Page and application data records:

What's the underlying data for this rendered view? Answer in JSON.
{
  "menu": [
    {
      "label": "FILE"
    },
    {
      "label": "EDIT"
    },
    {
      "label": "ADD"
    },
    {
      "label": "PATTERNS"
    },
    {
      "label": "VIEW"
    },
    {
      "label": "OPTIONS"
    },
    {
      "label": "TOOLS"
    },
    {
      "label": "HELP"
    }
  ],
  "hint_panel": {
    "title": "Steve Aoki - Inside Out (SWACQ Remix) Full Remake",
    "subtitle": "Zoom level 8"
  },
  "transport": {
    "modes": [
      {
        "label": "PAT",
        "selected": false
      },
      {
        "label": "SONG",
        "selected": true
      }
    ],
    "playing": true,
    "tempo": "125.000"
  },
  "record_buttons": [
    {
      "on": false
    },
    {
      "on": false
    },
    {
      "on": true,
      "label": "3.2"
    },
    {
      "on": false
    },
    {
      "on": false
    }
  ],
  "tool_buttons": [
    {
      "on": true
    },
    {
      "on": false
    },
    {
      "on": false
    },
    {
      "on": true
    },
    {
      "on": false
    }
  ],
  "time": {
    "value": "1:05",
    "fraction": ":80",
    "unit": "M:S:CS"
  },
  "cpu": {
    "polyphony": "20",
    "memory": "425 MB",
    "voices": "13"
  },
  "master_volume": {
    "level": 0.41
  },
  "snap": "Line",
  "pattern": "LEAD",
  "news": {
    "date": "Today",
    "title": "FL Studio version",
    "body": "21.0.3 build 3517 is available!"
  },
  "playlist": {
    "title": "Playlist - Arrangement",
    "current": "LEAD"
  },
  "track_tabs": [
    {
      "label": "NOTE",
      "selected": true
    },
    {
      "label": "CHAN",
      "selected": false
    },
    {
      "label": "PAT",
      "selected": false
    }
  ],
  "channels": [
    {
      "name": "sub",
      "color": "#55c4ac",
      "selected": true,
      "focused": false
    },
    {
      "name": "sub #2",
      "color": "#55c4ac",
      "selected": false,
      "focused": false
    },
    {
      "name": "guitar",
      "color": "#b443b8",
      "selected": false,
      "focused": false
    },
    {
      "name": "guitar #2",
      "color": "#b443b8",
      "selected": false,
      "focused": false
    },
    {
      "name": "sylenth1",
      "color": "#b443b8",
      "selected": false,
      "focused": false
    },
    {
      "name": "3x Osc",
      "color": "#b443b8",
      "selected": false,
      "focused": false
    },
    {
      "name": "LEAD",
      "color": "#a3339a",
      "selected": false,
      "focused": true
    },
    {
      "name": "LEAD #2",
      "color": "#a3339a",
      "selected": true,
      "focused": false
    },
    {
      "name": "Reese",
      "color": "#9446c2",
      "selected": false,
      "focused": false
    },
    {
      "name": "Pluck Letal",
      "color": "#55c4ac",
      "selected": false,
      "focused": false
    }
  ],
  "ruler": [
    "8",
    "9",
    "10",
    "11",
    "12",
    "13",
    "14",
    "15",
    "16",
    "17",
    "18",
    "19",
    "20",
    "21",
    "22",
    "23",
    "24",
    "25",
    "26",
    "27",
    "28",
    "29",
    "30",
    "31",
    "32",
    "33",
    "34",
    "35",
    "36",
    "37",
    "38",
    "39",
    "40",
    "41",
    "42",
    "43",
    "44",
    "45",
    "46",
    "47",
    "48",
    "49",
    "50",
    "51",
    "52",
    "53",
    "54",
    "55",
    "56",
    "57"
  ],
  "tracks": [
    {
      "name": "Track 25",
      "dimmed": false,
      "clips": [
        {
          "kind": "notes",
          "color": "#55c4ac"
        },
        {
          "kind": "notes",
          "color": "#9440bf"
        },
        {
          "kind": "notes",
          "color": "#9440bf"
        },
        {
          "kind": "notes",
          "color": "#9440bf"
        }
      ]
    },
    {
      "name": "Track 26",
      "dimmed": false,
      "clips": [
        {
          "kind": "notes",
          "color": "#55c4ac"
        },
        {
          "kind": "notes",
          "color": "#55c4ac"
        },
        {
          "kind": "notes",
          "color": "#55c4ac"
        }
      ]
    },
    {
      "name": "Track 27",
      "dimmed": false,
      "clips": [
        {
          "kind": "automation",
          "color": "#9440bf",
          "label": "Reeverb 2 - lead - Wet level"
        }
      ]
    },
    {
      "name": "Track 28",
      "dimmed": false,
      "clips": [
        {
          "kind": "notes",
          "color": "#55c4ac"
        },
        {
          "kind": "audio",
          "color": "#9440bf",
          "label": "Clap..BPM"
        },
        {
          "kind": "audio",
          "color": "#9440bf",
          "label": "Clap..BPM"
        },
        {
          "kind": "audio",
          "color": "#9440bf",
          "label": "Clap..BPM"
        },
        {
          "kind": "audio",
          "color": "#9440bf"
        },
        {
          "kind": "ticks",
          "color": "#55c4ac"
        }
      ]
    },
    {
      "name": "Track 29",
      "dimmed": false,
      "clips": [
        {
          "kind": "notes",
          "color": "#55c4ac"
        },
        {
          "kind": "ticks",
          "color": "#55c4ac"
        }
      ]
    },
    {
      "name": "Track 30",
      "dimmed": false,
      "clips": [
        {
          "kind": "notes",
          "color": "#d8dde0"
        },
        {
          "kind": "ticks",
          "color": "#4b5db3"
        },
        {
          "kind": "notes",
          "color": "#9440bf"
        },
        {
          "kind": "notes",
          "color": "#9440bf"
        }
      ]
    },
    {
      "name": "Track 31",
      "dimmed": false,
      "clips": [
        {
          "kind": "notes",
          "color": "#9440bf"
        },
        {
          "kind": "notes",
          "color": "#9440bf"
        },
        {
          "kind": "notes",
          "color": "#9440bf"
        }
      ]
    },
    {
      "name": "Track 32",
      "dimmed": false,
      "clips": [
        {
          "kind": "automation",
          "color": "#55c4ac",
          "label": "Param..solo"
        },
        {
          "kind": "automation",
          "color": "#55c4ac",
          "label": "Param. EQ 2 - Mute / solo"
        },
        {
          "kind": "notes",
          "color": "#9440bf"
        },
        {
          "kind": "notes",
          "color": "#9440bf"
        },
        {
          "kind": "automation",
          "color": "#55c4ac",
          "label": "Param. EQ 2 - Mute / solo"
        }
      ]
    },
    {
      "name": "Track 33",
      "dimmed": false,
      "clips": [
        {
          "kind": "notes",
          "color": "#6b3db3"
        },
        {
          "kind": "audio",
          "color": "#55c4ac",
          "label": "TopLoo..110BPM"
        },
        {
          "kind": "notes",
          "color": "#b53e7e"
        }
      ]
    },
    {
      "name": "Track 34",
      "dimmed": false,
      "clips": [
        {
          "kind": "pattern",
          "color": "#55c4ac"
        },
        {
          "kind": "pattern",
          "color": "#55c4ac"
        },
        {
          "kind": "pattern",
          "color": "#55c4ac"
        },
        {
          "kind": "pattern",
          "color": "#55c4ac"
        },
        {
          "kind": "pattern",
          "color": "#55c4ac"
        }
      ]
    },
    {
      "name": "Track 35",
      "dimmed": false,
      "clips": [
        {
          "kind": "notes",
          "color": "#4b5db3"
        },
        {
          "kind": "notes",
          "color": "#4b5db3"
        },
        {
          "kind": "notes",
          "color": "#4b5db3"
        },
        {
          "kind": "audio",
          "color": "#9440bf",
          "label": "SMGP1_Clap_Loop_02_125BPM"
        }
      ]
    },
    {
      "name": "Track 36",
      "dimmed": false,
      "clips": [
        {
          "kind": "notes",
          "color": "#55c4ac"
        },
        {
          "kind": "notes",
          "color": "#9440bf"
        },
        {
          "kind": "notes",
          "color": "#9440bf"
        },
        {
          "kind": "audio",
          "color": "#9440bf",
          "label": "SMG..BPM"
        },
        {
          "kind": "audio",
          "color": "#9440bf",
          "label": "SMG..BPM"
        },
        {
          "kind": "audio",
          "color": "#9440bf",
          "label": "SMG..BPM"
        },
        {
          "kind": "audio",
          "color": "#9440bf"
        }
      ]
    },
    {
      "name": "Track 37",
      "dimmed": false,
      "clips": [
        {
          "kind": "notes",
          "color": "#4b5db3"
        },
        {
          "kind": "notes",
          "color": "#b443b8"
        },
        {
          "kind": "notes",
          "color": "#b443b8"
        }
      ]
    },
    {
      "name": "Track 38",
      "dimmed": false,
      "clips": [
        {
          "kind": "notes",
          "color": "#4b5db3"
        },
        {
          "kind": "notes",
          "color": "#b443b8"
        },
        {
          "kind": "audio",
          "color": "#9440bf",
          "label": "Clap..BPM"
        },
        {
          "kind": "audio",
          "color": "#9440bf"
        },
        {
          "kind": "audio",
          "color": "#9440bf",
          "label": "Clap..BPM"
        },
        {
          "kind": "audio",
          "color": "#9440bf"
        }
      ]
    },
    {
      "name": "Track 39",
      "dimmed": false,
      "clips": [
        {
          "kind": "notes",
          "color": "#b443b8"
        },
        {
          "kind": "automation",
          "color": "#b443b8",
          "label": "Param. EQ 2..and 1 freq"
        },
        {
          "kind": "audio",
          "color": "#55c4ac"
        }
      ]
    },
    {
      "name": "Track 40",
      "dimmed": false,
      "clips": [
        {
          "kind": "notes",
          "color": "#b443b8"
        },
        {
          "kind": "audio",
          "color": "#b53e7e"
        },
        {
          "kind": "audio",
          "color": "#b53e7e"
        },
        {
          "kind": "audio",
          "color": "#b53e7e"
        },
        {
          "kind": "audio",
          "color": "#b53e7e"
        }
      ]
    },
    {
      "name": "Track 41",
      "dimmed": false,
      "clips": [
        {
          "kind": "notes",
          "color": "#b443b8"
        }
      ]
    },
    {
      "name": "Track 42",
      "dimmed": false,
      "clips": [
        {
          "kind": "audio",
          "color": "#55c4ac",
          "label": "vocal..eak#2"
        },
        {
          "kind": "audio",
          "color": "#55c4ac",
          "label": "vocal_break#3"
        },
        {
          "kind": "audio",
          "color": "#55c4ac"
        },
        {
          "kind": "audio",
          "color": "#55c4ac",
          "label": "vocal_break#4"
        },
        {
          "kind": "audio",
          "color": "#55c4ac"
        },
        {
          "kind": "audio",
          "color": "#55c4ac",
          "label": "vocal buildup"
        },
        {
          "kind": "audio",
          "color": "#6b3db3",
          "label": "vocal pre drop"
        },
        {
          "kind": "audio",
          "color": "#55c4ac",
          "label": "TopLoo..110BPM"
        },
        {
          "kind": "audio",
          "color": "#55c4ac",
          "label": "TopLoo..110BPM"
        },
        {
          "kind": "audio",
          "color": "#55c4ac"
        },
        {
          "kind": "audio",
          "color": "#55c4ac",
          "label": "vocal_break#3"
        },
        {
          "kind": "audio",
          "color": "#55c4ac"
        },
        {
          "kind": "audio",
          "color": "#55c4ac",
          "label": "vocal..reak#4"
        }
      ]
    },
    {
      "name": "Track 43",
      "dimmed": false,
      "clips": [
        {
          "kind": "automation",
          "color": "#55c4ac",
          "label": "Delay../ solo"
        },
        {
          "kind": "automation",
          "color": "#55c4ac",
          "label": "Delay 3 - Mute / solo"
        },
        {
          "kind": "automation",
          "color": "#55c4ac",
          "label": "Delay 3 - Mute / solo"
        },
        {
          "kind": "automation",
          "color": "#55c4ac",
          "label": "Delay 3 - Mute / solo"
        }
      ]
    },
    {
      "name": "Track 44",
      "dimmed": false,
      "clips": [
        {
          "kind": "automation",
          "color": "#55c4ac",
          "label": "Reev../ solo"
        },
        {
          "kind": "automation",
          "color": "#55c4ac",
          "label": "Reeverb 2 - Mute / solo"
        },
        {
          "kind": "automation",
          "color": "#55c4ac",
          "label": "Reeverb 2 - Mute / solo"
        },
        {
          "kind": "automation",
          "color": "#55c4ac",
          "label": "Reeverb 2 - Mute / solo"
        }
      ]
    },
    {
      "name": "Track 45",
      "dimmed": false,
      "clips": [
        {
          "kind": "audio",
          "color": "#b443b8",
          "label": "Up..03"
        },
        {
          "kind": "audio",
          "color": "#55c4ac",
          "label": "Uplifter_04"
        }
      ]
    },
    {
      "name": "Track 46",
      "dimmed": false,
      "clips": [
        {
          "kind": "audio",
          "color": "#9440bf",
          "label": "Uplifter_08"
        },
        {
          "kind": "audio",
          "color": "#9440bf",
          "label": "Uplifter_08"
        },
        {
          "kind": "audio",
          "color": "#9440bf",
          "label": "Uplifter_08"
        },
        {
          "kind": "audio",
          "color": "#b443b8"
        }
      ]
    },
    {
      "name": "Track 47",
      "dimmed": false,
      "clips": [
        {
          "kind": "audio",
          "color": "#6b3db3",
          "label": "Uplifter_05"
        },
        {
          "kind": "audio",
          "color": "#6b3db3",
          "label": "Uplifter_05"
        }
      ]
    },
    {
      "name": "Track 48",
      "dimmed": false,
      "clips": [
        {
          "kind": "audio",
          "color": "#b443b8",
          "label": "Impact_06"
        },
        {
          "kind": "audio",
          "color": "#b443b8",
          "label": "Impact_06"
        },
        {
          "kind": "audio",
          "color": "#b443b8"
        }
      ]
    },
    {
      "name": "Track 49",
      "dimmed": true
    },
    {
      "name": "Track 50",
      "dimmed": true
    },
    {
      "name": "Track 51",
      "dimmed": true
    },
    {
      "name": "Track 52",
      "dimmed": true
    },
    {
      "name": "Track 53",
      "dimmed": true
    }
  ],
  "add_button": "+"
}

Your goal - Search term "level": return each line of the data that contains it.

Answer box -
    "subtitle": "Zoom level 8"
    "level": 0.41
          "label": "Reeverb 2 - lead - Wet level"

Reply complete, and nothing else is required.